▶ **Description of the task**: The output must match the entries below exactly.

(Material provided Opens)

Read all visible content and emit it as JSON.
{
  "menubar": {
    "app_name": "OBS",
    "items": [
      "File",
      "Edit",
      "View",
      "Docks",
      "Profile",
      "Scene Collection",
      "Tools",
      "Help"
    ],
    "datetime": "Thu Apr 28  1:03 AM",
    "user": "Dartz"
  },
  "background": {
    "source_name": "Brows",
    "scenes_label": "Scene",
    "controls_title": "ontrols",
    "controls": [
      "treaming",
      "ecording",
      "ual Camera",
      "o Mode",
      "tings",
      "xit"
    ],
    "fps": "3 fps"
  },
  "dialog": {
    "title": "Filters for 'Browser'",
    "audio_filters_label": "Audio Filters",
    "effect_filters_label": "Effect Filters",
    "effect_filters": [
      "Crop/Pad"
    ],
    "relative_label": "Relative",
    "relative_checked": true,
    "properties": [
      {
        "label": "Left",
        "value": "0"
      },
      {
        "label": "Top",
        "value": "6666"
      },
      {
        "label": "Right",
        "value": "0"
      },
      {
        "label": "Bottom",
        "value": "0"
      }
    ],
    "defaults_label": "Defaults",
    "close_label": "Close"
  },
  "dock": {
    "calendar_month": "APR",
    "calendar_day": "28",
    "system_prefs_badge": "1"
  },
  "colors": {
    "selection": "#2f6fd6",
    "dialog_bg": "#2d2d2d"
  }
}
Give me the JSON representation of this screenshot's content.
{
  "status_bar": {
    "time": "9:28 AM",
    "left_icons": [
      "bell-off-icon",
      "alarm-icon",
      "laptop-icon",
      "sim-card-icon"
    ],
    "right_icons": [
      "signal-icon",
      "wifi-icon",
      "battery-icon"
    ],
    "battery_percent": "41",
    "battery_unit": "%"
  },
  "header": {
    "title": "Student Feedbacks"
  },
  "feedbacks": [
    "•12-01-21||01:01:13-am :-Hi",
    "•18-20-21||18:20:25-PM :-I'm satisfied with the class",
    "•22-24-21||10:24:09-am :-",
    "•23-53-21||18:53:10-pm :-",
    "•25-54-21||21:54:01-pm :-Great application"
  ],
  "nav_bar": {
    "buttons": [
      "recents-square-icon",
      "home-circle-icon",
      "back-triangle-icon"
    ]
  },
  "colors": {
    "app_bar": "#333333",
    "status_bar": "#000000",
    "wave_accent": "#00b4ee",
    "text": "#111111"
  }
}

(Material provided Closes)

▶ **Expected answer**:
Read all visible content and emit it as JSON.
{
  "menubar": {
    "app_name": "OBS",
    "items": [
      "File",
      "Edit",
      "View",
      "Docks",
      "Profile",
      "Scene Collection",
      "Tools",
      "Help"
    ],
    "datetime": "Thu Apr 28  1:03 AM",
    "user": "Dartz"
  },
  "background": {
    "source_name": "Brows",
    "scenes_label": "Scene",
    "controls_title": "ontrols",
    "controls": [
      "treaming",
      "ecording",
      "ual Camera",
      "o Mode",
      "tings",
      "xit"
    ],
    "fps": "3 fps"
  },
  "dialog": {
    "title": "Filters for 'Browser'",
    "audio_filters_label": "Audio Filters",
    "effect_filters_label": "Effect Filters",
    "effect_filters": [
      "Crop/Pad"
    ],
    "relative_label": "Relative",
    "relative_checked": true,
    "properties": [
      {
        "label": "Left",
        "value": "0"
      },
      {
        "label": "Top",
        "value": "6666"
      },
      {
        "label": "Right",
        "value": "0"
      },
      {
        "label": "Bottom",
        "value": "0"
      }
    ],
    "defaults_label": "Defaults",
    "close_label": "Close"
  },
  "dock": {
    "calendar_month": "APR",
    "calendar_day": "28",
    "system_prefs_badge": "1"
  },
  "colors": {
    "selection": "#2f6fd6",
    "dialog_bg": "#2d2d2d"
  }
}
Give me the JSON representation of this screenshot's content.
{
  "status_bar": {
    "time": "9:28 AM",
    "left_icons": [
      "bell-off-icon",
      "alarm-icon",
      "laptop-icon",
      "sim-card-icon"
    ],
    "right_icons": [
      "signal-icon",
      "wifi-icon",
      "battery-icon"
    ],
    "battery_percent": "41",
    "battery_unit": "%"
  },
  "header": {
    "title": "Student Feedbacks"
  },
  "feedbacks": [
    "•12-01-21||01:01:13-am :-Hi",
    "•18-20-21||18:20:25-PM :-I'm satisfied with the class",
    "•22-24-21||10:24:09-am :-",
    "•23-53-21||18:53:10-pm :-",
    "•25-54-21||21:54:01-pm :-Great application"
  ],
  "nav_bar": {
    "buttons": [
      "recents-square-icon",
      "home-circle-icon",
      "back-triangle-icon"
    ]
  },
  "colors": {
    "app_bar": "#333333",
    "status_bar": "#000000",
    "wave_accent": "#00b4ee",
    "text": "#111111"
  }
}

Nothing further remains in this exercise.